that an organization would have to be founded not only to control such feedings - mainly of sharks and
fish - but also to give them some kind of organizational structure. The GIMEC was thus established and
a model worked out which was now presented for the first time.
A block of frozen chunks of fish (chumsicle) is the most natural way of luring
sharks. The chumsicle simulates the everyday situation of a large, dead fish in the water.
© Shark Foundation
Various types of interactive
diving with marine animals have existed since the early 70s. Also termed as an IME (interactive marine
experience), this type of diving experience has in the meantime spread to more than 300 locations in
almost 40 countries. Over the years, IMEs have made both divers as well as governmental offices aware
that protective measures for marine organisms are necessary to preserve the ocean as a habitat and to
enable continuing observations of marine animals. Here it appears that divers have become increasingly
sensitized to this theme and are beginning to play a leading role in such efforts.
Feeding marine animals is an ambiguous subject and many organizations oppose it. In a
recent press article, the Humane Society of the United States (HSUS), the largest animal protection
society in the U.S., also criticized this practice, advocating a total ban on feeding sharks in
Florida. On the one hand, the arguments of such opponents are understandable, yet facts are missing
which would really substantiate such a ban. The Florida Government thus gave the diving industry an
opportunity to establish rules and procedures which would make such feedings as safe as possible. Much
time has passed since the first public hearings were held on this theme and it has become clear that
the cause can only be furthered by an emotionless approach.
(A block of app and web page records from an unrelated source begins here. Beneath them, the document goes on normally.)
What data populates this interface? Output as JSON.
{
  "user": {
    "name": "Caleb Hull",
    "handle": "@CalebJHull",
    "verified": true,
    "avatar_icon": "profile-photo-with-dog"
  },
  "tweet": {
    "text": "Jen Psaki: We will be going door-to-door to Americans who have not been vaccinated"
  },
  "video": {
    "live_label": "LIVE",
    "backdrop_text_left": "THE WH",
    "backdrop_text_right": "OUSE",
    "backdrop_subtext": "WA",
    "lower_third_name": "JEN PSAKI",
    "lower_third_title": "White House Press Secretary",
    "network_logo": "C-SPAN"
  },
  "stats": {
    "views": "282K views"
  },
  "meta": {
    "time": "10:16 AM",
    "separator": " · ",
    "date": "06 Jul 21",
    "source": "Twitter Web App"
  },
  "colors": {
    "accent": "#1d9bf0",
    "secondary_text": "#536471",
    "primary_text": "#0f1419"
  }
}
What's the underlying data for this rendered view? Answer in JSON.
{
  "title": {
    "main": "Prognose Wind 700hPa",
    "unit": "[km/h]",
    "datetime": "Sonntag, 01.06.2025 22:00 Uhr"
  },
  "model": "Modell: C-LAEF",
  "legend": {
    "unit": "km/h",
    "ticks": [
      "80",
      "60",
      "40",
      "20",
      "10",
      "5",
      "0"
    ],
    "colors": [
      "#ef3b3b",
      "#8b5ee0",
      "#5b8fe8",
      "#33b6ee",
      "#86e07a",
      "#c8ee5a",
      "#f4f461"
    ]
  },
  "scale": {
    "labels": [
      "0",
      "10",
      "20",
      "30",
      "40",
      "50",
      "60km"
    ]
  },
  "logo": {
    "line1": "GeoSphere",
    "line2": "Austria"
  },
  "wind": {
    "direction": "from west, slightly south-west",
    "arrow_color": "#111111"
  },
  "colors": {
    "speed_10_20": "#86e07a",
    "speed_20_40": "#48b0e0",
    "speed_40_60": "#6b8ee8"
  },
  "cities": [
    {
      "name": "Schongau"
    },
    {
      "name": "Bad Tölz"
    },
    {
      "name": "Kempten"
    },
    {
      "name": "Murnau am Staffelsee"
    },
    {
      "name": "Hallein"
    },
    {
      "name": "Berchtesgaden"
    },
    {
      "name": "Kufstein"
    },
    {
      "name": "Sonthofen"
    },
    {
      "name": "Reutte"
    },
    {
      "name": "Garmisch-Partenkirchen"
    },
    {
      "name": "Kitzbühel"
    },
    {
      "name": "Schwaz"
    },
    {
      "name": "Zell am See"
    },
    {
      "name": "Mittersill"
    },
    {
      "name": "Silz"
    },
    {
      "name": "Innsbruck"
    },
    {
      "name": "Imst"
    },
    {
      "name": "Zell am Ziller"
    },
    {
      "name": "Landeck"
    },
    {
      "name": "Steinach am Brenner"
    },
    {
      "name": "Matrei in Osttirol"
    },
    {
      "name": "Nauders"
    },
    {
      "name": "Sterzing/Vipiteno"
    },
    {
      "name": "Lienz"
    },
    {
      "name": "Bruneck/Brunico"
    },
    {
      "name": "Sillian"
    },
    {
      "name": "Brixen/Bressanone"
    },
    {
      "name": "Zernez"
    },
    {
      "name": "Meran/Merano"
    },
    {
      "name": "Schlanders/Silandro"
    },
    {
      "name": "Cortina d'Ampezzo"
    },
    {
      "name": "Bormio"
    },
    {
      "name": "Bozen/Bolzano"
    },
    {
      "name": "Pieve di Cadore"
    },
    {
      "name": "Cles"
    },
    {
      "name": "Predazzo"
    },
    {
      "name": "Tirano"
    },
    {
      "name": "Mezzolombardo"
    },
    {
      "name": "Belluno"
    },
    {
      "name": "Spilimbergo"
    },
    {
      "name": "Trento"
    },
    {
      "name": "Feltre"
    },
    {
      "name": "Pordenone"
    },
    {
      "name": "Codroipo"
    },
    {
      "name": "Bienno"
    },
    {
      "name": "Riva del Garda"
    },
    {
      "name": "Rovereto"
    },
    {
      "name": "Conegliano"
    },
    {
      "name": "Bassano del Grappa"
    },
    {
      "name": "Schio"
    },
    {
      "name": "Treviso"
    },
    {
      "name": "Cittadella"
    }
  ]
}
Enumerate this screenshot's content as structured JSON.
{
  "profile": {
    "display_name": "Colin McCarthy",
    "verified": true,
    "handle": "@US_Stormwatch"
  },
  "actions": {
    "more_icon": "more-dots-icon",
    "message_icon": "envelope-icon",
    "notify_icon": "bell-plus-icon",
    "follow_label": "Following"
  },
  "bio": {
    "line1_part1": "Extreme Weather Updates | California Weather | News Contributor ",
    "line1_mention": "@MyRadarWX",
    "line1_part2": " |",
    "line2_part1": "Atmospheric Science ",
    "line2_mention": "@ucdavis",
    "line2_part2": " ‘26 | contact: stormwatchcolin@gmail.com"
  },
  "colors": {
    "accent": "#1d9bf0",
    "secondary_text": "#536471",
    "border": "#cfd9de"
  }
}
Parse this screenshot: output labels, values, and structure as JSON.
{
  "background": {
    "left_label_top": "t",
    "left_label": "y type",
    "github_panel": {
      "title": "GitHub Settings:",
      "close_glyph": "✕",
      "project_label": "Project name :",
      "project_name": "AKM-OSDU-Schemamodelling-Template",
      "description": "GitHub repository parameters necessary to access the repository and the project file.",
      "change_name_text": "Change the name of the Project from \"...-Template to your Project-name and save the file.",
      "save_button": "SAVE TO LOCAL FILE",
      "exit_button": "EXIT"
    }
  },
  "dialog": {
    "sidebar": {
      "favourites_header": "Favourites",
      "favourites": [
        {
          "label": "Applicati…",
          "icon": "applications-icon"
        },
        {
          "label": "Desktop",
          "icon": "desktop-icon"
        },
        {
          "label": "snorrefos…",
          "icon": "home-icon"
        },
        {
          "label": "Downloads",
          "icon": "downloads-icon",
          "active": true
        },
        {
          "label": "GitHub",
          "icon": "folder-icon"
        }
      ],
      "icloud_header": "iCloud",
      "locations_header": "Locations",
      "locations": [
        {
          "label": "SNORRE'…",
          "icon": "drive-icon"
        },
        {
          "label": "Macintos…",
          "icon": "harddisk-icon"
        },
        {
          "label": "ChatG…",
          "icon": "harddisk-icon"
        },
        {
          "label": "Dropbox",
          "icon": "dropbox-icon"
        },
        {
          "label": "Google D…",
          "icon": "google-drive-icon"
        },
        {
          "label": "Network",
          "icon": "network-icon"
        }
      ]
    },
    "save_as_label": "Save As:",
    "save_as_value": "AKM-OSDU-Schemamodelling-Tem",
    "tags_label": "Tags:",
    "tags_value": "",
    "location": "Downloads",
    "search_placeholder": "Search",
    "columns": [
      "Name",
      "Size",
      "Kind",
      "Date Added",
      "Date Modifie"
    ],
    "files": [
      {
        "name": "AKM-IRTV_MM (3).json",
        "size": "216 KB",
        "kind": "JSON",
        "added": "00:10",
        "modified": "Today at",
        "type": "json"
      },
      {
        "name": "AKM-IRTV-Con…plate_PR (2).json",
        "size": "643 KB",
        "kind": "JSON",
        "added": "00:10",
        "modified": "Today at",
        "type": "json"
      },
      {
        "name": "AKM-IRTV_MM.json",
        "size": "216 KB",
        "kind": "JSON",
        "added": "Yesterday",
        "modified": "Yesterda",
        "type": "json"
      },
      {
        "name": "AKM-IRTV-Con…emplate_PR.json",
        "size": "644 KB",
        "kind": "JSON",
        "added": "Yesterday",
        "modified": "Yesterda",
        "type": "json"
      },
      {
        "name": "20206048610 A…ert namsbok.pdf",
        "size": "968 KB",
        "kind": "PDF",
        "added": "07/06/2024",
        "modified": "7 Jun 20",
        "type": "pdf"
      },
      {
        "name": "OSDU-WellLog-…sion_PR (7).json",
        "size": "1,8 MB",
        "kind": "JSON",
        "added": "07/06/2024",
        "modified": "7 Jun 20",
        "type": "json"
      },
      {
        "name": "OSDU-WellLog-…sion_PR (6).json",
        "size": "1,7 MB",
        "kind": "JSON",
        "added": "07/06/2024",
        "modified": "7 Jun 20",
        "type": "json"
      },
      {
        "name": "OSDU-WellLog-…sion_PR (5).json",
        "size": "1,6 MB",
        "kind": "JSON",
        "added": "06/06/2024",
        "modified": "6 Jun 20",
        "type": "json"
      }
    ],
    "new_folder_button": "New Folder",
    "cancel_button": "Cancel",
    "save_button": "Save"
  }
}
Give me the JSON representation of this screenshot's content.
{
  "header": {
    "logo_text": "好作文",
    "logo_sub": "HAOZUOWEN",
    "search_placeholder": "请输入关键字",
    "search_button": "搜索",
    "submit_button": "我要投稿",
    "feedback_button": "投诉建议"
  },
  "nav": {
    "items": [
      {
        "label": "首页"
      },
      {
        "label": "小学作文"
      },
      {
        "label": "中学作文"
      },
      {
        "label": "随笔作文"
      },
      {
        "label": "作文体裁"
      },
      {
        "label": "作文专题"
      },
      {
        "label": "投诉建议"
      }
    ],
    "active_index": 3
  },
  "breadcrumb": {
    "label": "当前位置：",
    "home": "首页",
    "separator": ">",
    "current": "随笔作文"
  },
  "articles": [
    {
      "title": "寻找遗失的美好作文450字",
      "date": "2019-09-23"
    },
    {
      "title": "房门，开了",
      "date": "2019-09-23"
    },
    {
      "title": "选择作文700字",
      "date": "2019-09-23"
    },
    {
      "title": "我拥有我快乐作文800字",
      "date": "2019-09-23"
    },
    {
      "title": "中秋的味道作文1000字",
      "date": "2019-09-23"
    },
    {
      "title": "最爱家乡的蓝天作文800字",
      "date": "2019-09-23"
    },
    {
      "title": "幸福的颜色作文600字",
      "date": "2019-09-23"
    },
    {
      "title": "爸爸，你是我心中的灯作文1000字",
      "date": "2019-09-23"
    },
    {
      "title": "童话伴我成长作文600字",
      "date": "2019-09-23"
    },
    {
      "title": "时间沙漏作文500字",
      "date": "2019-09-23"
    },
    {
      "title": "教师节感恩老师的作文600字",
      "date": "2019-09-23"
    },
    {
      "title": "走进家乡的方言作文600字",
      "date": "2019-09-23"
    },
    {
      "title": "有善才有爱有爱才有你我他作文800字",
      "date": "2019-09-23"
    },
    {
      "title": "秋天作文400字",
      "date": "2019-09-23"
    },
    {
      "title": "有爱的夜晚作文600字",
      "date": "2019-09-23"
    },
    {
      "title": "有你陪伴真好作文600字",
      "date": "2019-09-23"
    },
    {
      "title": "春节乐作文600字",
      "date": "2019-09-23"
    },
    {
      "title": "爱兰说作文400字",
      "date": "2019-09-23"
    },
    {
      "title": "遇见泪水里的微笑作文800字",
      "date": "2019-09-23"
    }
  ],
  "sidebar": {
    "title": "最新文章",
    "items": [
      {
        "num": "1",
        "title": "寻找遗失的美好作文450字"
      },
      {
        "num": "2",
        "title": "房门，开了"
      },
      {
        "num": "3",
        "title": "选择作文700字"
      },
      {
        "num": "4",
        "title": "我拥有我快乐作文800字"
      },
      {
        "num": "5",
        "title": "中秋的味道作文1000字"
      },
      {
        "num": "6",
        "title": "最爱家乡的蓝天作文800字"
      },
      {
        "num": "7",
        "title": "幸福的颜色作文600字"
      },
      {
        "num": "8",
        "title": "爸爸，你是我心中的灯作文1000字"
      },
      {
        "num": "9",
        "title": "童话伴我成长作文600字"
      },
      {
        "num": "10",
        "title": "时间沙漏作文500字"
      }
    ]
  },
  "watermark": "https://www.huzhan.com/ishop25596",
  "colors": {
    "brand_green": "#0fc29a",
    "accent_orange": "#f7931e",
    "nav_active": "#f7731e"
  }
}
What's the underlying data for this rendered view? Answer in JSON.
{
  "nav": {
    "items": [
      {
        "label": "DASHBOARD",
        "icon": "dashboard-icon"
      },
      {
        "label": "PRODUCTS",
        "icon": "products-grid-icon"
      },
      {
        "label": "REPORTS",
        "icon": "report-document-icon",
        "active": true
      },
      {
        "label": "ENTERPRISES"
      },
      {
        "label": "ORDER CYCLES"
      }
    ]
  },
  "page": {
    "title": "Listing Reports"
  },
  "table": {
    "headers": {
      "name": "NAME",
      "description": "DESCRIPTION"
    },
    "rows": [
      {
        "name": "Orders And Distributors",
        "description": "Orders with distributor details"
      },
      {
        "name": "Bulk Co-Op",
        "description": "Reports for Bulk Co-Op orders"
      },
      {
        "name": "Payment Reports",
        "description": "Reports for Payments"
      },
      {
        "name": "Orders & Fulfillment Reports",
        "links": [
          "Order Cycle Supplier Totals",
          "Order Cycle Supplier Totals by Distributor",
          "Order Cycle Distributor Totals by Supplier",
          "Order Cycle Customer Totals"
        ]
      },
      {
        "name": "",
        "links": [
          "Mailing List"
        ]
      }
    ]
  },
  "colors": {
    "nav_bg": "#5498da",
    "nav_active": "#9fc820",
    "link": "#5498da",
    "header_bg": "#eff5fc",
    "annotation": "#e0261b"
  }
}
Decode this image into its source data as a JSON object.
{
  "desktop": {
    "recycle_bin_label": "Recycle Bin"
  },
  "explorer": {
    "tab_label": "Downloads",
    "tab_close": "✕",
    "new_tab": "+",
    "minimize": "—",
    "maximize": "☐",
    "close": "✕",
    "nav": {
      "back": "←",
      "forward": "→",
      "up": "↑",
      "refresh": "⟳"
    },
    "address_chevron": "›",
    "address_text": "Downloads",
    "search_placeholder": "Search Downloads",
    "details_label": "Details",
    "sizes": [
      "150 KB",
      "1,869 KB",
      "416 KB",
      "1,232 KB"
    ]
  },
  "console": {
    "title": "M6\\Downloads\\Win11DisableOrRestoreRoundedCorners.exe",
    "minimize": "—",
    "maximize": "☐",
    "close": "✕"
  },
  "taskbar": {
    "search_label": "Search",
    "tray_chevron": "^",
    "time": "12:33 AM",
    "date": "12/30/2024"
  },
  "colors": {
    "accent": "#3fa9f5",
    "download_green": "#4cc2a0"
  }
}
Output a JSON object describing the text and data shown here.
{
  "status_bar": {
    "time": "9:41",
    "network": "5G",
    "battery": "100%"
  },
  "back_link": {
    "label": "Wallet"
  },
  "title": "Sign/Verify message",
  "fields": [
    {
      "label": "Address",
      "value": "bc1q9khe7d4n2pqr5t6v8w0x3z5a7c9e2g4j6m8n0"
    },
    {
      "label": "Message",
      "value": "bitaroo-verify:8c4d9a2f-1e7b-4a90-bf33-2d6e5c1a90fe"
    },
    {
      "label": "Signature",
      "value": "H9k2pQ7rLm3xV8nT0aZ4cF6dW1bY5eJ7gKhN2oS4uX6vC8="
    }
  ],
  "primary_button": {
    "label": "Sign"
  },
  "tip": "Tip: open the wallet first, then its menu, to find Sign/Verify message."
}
Furthermore, it also became clear that no
real danger exists for people who practice such feedings.
Members of the GIMEC include commercial diving instructors,
scientists from various faculties and other specialized groups. Together their first task was to
establish guidelines and second to make sure these were followed with the objective of turning
interactive diving into a valuable and accident-free experience.
The GIMEC has clearly formulated objectives. It sees itself mainly as
a powerhouse for training people interested in IMEs and marine protection efforts, in addition to
collecting data and facts and supporting scientific projects. Another one of GIMEC's goals should,
however, also include making sure that those offering IMEs hold themselves to the respective
guidelines. Its most important tasks include:
Establishing safety measures to ensure a positive experience.
Educating and training people
employed by suppliers of IMEs who can become involved in activities.
Training and making people
understand applied feeding practices.
Training IME participants.
Promoting the idea of
Ensuring conservation measures.
Optimizing and selecting the feeding area.
Informing the public about the risks connected with feedings.
Establishing rescue and first aid
The GIMEC also profits from various already existing
experiences, projects and regulations, all of which are aimed at educating and awakening public
understanding for the cause. Also included in this model is the recommendation to integrate the past
efforts and resulting already applied principles developed by the Shark Foundation in Switzerland.
Emphasis was placed on two points: Making the general public aware of the endangered situation of
sharks and enabling them to react properly in their immediate encounters with these animals, the
latter point worth being supported by all suppliers.
The entire draft of the GIMEC Model is available from Shark Info.
* Dr. Erich K. Ritter is a shark biologist and adjunct assistant professor at Hofstra University, New York (USA)
May be published only by indicating the source: Shark Info / Dr. E. K. Ritter